[Interface dataset entries]
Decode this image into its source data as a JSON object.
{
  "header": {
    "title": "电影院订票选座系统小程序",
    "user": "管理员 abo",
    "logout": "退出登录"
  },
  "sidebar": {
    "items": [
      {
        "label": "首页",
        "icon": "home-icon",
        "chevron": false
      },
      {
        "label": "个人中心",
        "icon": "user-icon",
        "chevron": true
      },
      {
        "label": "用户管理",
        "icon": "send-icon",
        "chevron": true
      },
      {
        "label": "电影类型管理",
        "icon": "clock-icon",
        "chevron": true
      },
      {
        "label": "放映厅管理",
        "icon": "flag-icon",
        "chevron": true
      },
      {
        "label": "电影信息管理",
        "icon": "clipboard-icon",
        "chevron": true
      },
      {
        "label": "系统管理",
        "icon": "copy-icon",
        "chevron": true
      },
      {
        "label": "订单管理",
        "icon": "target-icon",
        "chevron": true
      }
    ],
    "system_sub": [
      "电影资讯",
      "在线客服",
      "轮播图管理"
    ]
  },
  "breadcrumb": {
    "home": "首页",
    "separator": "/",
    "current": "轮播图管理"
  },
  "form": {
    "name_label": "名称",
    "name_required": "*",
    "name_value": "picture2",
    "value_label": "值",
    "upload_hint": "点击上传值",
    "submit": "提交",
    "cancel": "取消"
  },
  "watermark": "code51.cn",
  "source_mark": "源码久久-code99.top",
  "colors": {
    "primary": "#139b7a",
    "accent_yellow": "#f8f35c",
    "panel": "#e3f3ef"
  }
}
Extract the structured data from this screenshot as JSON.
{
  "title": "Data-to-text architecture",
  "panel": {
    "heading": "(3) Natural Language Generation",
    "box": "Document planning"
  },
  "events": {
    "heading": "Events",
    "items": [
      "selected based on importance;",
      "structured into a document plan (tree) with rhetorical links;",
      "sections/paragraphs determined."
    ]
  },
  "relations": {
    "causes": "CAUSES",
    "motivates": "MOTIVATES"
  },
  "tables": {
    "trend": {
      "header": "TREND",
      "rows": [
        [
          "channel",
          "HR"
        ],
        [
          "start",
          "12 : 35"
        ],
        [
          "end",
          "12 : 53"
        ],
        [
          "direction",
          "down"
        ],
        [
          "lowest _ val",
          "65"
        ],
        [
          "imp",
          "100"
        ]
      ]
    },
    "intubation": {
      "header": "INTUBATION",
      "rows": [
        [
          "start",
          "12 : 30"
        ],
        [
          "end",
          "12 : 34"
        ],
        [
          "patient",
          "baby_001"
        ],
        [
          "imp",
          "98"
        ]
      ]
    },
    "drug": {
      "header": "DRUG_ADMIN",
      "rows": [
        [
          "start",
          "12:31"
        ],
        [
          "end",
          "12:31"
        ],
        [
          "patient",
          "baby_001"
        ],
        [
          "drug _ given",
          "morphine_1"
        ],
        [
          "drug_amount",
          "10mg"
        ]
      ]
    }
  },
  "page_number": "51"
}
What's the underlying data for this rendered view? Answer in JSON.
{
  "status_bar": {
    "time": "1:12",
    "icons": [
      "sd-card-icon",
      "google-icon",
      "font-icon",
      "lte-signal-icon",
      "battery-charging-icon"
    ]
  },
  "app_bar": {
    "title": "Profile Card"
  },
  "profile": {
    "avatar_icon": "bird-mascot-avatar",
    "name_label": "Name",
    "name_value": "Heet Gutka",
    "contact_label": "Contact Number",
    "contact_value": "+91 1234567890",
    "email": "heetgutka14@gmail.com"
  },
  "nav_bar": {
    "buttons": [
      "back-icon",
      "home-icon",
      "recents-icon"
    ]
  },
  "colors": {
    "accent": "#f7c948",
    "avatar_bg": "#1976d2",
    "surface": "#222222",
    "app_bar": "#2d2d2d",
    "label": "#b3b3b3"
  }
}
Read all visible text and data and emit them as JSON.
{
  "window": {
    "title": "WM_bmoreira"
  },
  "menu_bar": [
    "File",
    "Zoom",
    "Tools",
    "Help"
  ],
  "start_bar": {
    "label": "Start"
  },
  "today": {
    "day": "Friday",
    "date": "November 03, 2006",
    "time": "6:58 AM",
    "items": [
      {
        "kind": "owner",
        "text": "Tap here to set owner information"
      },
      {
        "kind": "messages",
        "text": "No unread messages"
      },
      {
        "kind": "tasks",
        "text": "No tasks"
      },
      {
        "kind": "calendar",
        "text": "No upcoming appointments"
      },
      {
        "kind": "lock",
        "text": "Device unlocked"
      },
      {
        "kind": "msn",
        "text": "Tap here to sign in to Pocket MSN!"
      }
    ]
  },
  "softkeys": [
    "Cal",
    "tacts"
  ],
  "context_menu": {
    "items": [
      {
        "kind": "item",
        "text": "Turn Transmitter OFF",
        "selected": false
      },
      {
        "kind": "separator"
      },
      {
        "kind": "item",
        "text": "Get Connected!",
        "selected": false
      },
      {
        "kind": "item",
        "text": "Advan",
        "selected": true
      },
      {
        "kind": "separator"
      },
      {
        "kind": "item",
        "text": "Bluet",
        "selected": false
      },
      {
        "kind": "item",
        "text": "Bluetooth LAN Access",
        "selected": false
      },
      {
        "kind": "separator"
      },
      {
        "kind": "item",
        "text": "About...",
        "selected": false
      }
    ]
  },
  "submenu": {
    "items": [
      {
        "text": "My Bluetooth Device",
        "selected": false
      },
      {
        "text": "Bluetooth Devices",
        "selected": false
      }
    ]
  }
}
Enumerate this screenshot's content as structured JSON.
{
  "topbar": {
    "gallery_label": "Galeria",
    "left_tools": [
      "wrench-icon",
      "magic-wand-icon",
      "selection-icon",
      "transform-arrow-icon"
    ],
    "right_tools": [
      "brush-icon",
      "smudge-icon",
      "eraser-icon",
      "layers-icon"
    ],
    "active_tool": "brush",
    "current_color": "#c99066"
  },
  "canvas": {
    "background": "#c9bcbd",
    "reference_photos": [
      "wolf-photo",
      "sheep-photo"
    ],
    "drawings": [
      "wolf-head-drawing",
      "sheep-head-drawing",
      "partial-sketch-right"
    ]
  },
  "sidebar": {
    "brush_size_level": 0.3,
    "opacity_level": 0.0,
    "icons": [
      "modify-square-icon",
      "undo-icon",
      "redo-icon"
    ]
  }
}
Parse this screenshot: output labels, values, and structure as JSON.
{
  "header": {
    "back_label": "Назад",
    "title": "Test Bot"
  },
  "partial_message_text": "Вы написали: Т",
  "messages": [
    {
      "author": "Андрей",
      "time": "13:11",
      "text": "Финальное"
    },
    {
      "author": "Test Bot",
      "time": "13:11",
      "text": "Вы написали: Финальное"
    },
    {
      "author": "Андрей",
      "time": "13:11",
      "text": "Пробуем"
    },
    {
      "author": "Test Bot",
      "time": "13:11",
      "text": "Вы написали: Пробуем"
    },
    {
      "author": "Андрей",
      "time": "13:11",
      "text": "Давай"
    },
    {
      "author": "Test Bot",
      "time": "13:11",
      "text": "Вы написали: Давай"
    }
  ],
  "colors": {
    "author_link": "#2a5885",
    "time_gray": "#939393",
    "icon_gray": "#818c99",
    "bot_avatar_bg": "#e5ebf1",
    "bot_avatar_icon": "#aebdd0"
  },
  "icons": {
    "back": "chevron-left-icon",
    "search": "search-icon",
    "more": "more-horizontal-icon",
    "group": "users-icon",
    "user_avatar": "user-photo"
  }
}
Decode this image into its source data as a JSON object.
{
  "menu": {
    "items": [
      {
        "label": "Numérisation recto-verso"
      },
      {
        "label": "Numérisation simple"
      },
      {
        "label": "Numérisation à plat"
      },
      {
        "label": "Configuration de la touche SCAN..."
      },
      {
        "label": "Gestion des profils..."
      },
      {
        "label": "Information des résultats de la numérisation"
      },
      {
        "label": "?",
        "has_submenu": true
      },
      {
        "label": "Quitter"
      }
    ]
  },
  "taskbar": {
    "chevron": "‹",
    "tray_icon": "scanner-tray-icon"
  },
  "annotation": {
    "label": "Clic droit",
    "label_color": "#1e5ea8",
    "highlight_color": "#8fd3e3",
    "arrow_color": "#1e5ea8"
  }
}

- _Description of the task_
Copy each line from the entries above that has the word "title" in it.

- _Written response_
    "title": "电影院订票选座系统小程序",
  "title": "Data-to-text architecture",
    "title": "Profile Card"
    "title": "WM_bmoreira"
    "title": "Test Bot"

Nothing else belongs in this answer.